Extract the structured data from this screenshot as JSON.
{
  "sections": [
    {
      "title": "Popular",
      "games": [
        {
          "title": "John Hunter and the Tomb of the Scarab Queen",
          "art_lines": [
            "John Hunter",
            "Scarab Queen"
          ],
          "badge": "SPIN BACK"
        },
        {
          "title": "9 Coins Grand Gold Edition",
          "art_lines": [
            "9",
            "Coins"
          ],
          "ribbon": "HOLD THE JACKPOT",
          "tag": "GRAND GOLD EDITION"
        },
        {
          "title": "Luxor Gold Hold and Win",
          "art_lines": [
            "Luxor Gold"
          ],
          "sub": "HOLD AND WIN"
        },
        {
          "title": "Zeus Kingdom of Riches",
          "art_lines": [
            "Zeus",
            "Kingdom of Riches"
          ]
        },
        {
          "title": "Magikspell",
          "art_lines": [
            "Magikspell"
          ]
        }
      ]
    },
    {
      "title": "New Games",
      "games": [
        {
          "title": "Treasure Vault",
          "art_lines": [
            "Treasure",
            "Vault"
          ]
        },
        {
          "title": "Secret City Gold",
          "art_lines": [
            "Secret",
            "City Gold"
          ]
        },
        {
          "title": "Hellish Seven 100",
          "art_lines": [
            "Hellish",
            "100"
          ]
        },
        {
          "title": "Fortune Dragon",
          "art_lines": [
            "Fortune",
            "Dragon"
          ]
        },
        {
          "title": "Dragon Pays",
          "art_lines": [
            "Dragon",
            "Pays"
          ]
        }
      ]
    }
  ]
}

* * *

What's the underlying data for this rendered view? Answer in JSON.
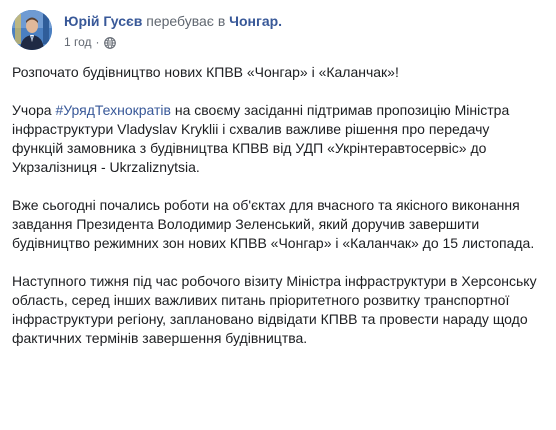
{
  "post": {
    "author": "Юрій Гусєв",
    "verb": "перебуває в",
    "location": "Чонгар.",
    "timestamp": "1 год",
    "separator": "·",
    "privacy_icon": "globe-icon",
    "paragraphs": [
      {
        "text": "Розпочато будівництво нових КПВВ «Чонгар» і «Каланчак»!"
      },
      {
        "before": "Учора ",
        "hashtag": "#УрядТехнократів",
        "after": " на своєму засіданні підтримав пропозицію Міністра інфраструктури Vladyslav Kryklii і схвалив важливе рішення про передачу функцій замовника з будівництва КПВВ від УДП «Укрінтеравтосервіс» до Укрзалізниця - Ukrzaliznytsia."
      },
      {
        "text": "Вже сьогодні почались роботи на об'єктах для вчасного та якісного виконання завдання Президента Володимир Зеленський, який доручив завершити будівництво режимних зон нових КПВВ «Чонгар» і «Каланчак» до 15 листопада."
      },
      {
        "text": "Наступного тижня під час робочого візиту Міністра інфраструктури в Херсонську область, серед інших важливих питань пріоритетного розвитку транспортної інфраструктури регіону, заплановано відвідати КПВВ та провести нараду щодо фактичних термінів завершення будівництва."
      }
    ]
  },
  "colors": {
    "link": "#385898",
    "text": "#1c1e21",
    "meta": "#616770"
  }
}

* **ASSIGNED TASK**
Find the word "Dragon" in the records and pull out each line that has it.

* **WRITTEN SOLUTION**
          "title": "Fortune Dragon",
            "Dragon"
          "title": "Dragon Pays",
            "Dragon",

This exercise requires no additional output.